Data shown -
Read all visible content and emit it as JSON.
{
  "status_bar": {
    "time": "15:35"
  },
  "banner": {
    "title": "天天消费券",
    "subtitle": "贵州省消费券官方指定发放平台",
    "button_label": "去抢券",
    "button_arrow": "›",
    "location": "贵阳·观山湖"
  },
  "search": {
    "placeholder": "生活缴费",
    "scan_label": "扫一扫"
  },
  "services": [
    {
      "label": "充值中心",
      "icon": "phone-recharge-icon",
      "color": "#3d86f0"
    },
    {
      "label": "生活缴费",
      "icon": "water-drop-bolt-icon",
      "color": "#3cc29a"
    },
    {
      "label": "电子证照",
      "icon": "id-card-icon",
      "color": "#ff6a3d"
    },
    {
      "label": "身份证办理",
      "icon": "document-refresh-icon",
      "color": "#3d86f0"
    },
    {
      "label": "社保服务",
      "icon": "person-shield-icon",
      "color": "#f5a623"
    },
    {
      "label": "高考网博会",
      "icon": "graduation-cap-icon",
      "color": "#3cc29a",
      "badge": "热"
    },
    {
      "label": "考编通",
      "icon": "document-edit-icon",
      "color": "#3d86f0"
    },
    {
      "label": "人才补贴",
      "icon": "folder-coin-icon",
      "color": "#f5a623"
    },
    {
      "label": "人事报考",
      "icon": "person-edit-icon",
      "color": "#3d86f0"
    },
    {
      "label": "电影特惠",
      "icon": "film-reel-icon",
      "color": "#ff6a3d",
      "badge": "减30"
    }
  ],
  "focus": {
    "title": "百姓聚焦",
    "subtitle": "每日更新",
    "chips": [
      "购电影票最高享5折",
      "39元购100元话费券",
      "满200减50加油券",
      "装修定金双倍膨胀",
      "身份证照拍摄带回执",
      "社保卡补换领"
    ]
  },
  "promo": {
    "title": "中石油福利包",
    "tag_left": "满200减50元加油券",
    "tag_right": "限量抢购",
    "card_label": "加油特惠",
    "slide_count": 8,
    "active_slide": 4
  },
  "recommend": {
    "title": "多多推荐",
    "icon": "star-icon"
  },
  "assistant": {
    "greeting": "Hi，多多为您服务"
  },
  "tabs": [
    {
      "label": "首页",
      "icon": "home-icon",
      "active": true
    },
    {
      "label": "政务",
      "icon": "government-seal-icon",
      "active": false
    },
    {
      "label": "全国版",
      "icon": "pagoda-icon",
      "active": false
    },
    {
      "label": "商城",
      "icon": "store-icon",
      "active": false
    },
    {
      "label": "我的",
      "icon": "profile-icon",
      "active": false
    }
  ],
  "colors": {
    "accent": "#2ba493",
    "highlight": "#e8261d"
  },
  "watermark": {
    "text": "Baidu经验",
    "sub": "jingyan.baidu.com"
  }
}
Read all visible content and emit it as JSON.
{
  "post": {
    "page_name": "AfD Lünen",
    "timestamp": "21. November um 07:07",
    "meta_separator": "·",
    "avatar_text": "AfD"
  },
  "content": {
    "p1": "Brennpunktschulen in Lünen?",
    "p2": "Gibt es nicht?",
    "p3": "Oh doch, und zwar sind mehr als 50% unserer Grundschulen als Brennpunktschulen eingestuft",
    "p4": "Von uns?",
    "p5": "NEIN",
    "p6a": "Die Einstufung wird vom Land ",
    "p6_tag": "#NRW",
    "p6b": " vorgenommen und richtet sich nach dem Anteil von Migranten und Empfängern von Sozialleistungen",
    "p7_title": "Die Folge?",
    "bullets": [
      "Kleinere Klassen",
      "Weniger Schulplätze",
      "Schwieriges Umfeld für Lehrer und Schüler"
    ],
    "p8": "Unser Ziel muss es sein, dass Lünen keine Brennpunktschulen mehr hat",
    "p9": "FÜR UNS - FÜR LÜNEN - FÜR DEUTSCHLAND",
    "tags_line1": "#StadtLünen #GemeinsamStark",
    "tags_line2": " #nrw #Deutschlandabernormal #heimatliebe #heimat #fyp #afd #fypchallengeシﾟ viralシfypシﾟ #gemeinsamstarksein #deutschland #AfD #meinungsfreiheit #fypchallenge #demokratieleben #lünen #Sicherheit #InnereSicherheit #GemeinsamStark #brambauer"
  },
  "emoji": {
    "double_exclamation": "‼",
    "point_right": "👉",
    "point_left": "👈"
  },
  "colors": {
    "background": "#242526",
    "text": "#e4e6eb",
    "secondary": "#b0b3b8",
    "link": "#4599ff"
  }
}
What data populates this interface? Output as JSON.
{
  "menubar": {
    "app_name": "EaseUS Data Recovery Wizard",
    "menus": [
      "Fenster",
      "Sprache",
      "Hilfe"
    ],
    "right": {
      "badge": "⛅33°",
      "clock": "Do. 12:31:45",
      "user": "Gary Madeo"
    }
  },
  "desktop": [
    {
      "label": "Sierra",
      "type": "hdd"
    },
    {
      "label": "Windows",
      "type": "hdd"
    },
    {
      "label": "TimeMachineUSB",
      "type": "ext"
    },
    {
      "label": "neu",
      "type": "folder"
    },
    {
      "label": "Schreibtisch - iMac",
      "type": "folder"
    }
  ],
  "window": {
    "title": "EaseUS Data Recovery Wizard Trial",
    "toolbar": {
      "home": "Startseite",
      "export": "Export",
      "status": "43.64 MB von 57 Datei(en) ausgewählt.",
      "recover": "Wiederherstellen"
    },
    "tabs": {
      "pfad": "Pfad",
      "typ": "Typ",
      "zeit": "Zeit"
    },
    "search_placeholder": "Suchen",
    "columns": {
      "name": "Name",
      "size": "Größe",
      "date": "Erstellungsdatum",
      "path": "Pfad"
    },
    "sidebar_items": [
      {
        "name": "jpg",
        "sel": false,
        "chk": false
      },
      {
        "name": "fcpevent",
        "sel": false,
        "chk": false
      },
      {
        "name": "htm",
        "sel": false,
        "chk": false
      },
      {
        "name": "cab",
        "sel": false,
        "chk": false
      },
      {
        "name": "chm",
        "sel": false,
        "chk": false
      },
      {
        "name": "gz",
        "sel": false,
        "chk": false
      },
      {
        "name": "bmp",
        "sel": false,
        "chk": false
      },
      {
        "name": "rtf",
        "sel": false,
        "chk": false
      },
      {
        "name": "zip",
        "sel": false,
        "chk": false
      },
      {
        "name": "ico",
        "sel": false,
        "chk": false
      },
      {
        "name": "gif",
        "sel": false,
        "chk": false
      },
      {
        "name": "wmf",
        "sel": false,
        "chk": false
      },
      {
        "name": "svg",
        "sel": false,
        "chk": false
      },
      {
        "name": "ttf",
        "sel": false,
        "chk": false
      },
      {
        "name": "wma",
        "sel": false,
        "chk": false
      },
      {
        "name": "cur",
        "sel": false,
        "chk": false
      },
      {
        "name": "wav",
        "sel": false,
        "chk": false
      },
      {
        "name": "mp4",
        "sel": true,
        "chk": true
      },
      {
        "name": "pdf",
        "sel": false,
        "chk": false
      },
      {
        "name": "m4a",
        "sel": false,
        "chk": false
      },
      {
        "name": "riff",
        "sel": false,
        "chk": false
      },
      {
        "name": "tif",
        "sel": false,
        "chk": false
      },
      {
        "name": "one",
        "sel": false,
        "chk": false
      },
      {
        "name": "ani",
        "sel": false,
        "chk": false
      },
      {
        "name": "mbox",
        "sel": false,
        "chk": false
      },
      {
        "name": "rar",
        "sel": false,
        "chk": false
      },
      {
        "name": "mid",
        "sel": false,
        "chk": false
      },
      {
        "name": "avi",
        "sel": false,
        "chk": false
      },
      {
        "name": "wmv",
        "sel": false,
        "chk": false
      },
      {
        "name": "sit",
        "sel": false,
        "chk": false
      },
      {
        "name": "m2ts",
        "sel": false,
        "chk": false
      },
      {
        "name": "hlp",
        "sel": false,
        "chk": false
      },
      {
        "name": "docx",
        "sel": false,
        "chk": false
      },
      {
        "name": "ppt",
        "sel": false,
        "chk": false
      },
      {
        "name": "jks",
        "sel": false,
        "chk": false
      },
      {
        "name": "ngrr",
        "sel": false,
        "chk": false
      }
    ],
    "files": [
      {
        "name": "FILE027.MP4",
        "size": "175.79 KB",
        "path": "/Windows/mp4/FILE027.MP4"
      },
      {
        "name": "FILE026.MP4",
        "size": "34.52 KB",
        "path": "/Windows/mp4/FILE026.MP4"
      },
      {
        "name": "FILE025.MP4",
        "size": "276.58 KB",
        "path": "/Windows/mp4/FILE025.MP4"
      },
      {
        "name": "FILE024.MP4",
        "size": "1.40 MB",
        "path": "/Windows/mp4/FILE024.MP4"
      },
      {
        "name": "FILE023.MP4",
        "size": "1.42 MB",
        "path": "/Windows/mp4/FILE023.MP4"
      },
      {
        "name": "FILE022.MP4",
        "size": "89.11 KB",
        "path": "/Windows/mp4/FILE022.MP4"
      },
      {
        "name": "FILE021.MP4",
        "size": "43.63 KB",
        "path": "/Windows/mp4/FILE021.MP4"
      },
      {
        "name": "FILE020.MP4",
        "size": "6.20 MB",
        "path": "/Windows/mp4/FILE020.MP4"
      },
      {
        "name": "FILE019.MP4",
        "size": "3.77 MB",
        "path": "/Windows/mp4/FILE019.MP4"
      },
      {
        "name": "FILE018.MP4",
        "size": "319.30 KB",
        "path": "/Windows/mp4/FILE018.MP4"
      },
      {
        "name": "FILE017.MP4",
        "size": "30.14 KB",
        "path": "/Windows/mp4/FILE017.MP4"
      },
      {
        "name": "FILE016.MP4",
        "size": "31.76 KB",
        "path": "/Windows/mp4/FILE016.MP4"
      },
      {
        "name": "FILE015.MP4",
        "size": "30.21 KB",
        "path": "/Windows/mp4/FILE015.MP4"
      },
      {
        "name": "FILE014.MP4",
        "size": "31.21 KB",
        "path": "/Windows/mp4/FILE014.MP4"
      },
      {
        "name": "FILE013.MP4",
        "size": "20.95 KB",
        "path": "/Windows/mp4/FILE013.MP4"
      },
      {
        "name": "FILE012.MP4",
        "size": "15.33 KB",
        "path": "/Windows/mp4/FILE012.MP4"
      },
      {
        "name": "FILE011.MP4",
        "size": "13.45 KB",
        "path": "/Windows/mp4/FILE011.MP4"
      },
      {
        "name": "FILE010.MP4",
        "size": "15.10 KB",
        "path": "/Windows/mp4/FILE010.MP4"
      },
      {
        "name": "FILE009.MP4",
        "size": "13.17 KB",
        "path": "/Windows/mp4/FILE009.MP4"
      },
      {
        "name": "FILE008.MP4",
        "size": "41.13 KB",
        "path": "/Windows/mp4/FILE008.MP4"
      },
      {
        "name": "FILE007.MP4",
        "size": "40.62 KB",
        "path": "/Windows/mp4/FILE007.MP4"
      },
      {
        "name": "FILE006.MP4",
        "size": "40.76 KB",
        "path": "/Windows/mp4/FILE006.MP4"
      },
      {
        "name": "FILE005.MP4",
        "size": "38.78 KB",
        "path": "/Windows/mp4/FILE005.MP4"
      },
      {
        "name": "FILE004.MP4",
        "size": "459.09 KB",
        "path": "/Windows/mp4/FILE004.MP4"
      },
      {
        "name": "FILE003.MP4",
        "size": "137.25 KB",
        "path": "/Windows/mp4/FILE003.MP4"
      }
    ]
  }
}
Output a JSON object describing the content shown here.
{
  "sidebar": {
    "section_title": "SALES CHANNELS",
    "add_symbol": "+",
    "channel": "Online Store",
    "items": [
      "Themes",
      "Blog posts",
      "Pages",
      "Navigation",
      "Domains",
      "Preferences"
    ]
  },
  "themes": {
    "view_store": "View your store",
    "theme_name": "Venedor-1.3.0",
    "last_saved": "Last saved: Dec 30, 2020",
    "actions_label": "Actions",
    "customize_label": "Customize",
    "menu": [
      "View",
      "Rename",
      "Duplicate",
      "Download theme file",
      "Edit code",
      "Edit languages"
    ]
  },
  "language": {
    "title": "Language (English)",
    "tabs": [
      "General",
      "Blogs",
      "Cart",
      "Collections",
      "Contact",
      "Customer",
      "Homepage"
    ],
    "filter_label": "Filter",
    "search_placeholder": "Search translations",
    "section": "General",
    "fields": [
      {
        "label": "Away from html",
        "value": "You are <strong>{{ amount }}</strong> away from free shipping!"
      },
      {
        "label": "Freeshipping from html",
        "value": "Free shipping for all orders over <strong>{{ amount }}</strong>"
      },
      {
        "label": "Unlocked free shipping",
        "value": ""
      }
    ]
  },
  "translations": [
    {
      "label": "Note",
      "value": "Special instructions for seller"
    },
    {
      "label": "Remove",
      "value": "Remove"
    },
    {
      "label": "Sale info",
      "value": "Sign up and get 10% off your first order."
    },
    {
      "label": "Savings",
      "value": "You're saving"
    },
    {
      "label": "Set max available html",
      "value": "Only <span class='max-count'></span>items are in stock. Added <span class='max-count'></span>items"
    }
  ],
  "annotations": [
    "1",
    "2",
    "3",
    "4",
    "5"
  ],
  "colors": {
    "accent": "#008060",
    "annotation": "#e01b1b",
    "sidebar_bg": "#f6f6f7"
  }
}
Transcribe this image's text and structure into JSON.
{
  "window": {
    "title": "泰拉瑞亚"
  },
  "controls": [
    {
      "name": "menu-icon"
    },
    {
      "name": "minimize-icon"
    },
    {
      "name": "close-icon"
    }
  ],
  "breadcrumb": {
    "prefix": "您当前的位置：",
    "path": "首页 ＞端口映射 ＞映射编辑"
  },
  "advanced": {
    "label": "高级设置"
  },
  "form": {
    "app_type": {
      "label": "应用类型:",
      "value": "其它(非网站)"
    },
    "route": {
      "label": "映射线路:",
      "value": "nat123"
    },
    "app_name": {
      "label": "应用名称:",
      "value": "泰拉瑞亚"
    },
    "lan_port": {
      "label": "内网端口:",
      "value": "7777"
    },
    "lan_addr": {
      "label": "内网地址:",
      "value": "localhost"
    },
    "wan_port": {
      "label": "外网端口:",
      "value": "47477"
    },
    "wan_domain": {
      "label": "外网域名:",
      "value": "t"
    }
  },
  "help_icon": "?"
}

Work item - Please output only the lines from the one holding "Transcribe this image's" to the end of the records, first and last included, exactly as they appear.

Output below -
Transcribe this image's text and structure into JSON.
{
  "window": {
    "title": "泰拉瑞亚"
  },
  "controls": [
    {
      "name": "menu-icon"
    },
    {
      "name": "minimize-icon"
    },
    {
      "name": "close-icon"
    }
  ],
  "breadcrumb": {
    "prefix": "您当前的位置：",
    "path": "首页 ＞端口映射 ＞映射编辑"
  },
  "advanced": {
    "label": "高级设置"
  },
  "form": {
    "app_type": {
      "label": "应用类型:",
      "value": "其它(非网站)"
    },
    "route": {
      "label": "映射线路:",
      "value": "nat123"
    },
    "app_name": {
      "label": "应用名称:",
      "value": "泰拉瑞亚"
    },
    "lan_port": {
      "label": "内网端口:",
      "value": "7777"
    },
    "lan_addr": {
      "label": "内网地址:",
      "value": "localhost"
    },
    "wan_port": {
      "label": "外网端口:",
      "value": "47477"
    },
    "wan_domain": {
      "label": "外网域名:",
      "value": "t"
    }
  },
  "help_icon": "?"
}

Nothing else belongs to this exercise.